> What you have to do: Please repeat the data below exactly, with the pictures removed.

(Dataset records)
==============================
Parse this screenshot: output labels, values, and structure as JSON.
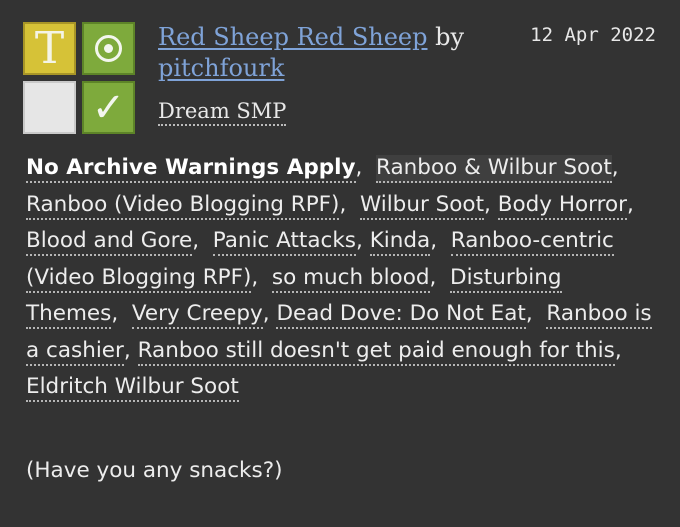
{
  "icons": {
    "rating": "T",
    "category": "circle-icon",
    "warning": "",
    "complete": "✓"
  },
  "work": {
    "title": "Red Sheep Red Sheep",
    "by": "by",
    "author": "pitchfourk",
    "date": "12 Apr 2022",
    "fandom": "Dream SMP"
  },
  "tags": [
    {
      "text": "No Archive Warnings Apply",
      "type": "warning"
    },
    {
      "text": "Ranboo & Wilbur Soot",
      "type": "relationship"
    },
    {
      "text": "Ranboo (Video Blogging RPF)",
      "type": "character"
    },
    {
      "text": "Wilbur Soot",
      "type": "character"
    },
    {
      "text": "Body Horror",
      "type": "freeform"
    },
    {
      "text": "Blood and Gore",
      "type": "freeform"
    },
    {
      "text": "Panic Attacks",
      "type": "freeform"
    },
    {
      "text": "Kinda",
      "type": "freeform"
    },
    {
      "text": "Ranboo-centric (Video Blogging RPF)",
      "type": "freeform"
    },
    {
      "text": "so much blood",
      "type": "freeform"
    },
    {
      "text": "Disturbing Themes",
      "type": "freeform"
    },
    {
      "text": "Very Creepy",
      "type": "freeform"
    },
    {
      "text": "Dead Dove: Do Not Eat",
      "type": "freeform"
    },
    {
      "text": "Ranboo is a cashier",
      "type": "freeform"
    },
    {
      "text": "Ranboo still doesn't get paid enough for this",
      "type": "freeform"
    },
    {
      "text": "Eldritch Wilbur Soot",
      "type": "freeform"
    }
  ],
  "summary": "(Have you any snacks?)"
}
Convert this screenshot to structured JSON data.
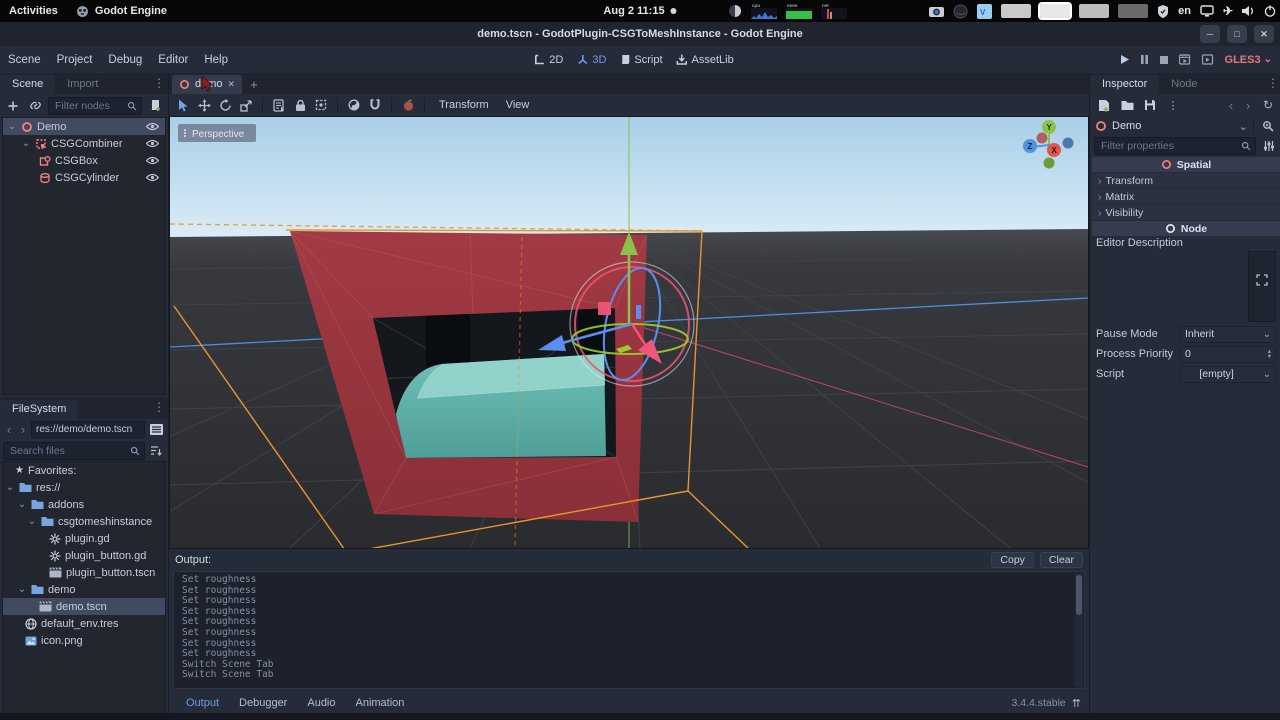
{
  "topbar": {
    "activities": "Activities",
    "app": "Godot Engine",
    "clock": "Aug 2 11:15",
    "lang": "en",
    "monitor": {
      "cpu": "cpu",
      "mem": "mem",
      "net": "net"
    }
  },
  "titlebar": {
    "title": "demo.tscn - GodotPlugin-CSGToMeshInstance - Godot Engine"
  },
  "menubar": {
    "menus": [
      "Scene",
      "Project",
      "Debug",
      "Editor",
      "Help"
    ],
    "workspaces": [
      "2D",
      "3D",
      "Script",
      "AssetLib"
    ],
    "renderer": "GLES3"
  },
  "scene_dock": {
    "tabs": [
      "Scene",
      "Import"
    ],
    "filter_placeholder": "Filter nodes",
    "nodes": [
      "Demo",
      "CSGCombiner",
      "CSGBox",
      "CSGCylinder"
    ]
  },
  "filesystem": {
    "title": "FileSystem",
    "path": "res://demo/demo.tscn",
    "search_placeholder": "Search files",
    "items": [
      "Favorites:",
      "res://",
      "addons",
      "csgtomeshinstance",
      "plugin.gd",
      "plugin_button.gd",
      "plugin_button.tscn",
      "demo",
      "demo.tscn",
      "default_env.tres",
      "icon.png"
    ]
  },
  "viewport": {
    "scene_tab": "demo",
    "perspective": "Perspective",
    "transform_menu": "Transform",
    "view_menu": "View",
    "nav_axes": {
      "x": "X",
      "y": "Y",
      "z": "Z"
    }
  },
  "output": {
    "title": "Output:",
    "copy": "Copy",
    "clear": "Clear",
    "lines": [
      "Set roughness",
      "Set roughness",
      "Set roughness",
      "Set roughness",
      "Set roughness",
      "Set roughness",
      "Set roughness",
      "Set roughness",
      "Switch Scene Tab",
      "Switch Scene Tab"
    ],
    "tabs": [
      "Output",
      "Debugger",
      "Audio",
      "Animation"
    ],
    "version": "3.4.4.stable"
  },
  "inspector": {
    "tabs": [
      "Inspector",
      "Node"
    ],
    "node_name": "Demo",
    "filter_placeholder": "Filter properties",
    "spatial_header": "Spatial",
    "groups": [
      "Transform",
      "Matrix",
      "Visibility"
    ],
    "node_header": "Node",
    "editor_description_label": "Editor Description",
    "properties": [
      {
        "label": "Pause Mode",
        "value": "Inherit"
      },
      {
        "label": "Process Priority",
        "value": "0"
      },
      {
        "label": "Script",
        "value": "[empty]"
      }
    ]
  },
  "icons": {
    "dots": "⋮",
    "back": "‹",
    "forward": "›",
    "chevron_down": "⌄",
    "chevron_right": "›",
    "close": "✕",
    "minimize": "─",
    "maximize": "□",
    "history": "↻",
    "airplane": "✈",
    "plus": "+",
    "star": "★",
    "spin_up": "▴",
    "spin_down": "▾",
    "expand_bottom": "⇈"
  },
  "colors": {
    "accent": "#699ce8",
    "node3d": "#fc7f7f",
    "renderer": "#e07a7a",
    "axis_x": "#f0557a",
    "axis_y": "#8bc34a",
    "axis_z": "#5b8ef0",
    "selection_box": "#e8952e",
    "csg_wall": "#9b3740",
    "csg_mesh": "#6fc2b8"
  }
}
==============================
> Result of this exercise:
Parse this screenshot: output labels, values, and structure as JSON.
{
  "icons": {
    "rating": "T",
    "category": "circle-icon",
    "warning": "",
    "complete": "✓"
  },
  "work": {
    "title": "Red Sheep Red Sheep",
    "by": "by",
    "author": "pitchfourk",
    "date": "12 Apr 2022",
    "fandom": "Dream SMP"
  },
  "tags": [
    {
      "text": "No Archive Warnings Apply",
      "type": "warning"
    },
    {
      "text": "Ranboo & Wilbur Soot",
      "type": "relationship"
    },
    {
      "text": "Ranboo (Video Blogging RPF)",
      "type": "character"
    },
    {
      "text": "Wilbur Soot",
      "type": "character"
    },
    {
      "text": "Body Horror",
      "type": "freeform"
    },
    {
      "text": "Blood and Gore",
      "type": "freeform"
    },
    {
      "text": "Panic Attacks",
      "type": "freeform"
    },
    {
      "text": "Kinda",
      "type": "freeform"
    },
    {
      "text": "Ranboo-centric (Video Blogging RPF)",
      "type": "freeform"
    },
    {
      "text": "so much blood",
      "type": "freeform"
    },
    {
      "text": "Disturbing Themes",
      "type": "freeform"
    },
    {
      "text": "Very Creepy",
      "type": "freeform"
    },
    {
      "text": "Dead Dove: Do Not Eat",
      "type": "freeform"
    },
    {
      "text": "Ranboo is a cashier",
      "type": "freeform"
    },
    {
      "text": "Ranboo still doesn't get paid enough for this",
      "type": "freeform"
    },
    {
      "text": "Eldritch Wilbur Soot",
      "type": "freeform"
    }
  ],
  "summary": "(Have you any snacks?)"
}
Convert this screenshot to structured JSON data.
{
  "topbar": {
    "activities": "Activities",
    "app": "Godot Engine",
    "clock": "Aug 2 11:15",
    "lang": "en",
    "monitor": {
      "cpu": "cpu",
      "mem": "mem",
      "net": "net"
    }
  },
  "titlebar": {
    "title": "demo.tscn - GodotPlugin-CSGToMeshInstance - Godot Engine"
  },
  "menubar": {
    "menus": [
      "Scene",
      "Project",
      "Debug",
      "Editor",
      "Help"
    ],
    "workspaces": [
      "2D",
      "3D",
      "Script",
      "AssetLib"
    ],
    "renderer": "GLES3"
  },
  "scene_dock": {
    "tabs": [
      "Scene",
      "Import"
    ],
    "filter_placeholder": "Filter nodes",
    "nodes": [
      "Demo",
      "CSGCombiner",
      "CSGBox",
      "CSGCylinder"
    ]
  },
  "filesystem": {
    "title": "FileSystem",
    "path": "res://demo/demo.tscn",
    "search_placeholder": "Search files",
    "items": [
      "Favorites:",
      "res://",
      "addons",
      "csgtomeshinstance",
      "plugin.gd",
      "plugin_button.gd",
      "plugin_button.tscn",
      "demo",
      "demo.tscn",
      "default_env.tres",
      "icon.png"
    ]
  },
  "viewport": {
    "scene_tab": "demo",
    "perspective": "Perspective",
    "transform_menu": "Transform",
    "view_menu": "View",
    "nav_axes": {
      "x": "X",
      "y": "Y",
      "z": "Z"
    }
  },
  "output": {
    "title": "Output:",
    "copy": "Copy",
    "clear": "Clear",
    "lines": [
      "Set roughness",
      "Set roughness",
      "Set roughness",
      "Set roughness",
      "Set roughness",
      "Set roughness",
      "Set roughness",
      "Set roughness",
      "Switch Scene Tab",
      "Switch Scene Tab"
    ],
    "tabs": [
      "Output",
      "Debugger",
      "Audio",
      "Animation"
    ],
    "version": "3.4.4.stable"
  },
  "inspector": {
    "tabs": [
      "Inspector",
      "Node"
    ],
    "node_name": "Demo",
    "filter_placeholder": "Filter properties",
    "spatial_header": "Spatial",
    "groups": [
      "Transform",
      "Matrix",
      "Visibility"
    ],
    "node_header": "Node",
    "editor_description_label": "Editor Description",
    "properties": [
      {
        "label": "Pause Mode",
        "value": "Inherit"
      },
      {
        "label": "Process Priority",
        "value": "0"
      },
      {
        "label": "Script",
        "value": "[empty]"
      }
    ]
  },
  "icons": {
    "dots": "⋮",
    "back": "‹",
    "forward": "›",
    "chevron_down": "⌄",
    "chevron_right": "›",
    "close": "✕",
    "minimize": "─",
    "maximize": "□",
    "history": "↻",
    "airplane": "✈",
    "plus": "+",
    "star": "★",
    "spin_up": "▴",
    "spin_down": "▾",
    "expand_bottom": "⇈"
  },
  "colors": {
    "accent": "#699ce8",
    "node3d": "#fc7f7f",
    "renderer": "#e07a7a",
    "axis_x": "#f0557a",
    "axis_y": "#8bc34a",
    "axis_z": "#5b8ef0",
    "selection_box": "#e8952e",
    "csg_wall": "#9b3740",
    "csg_mesh": "#6fc2b8"
  }
}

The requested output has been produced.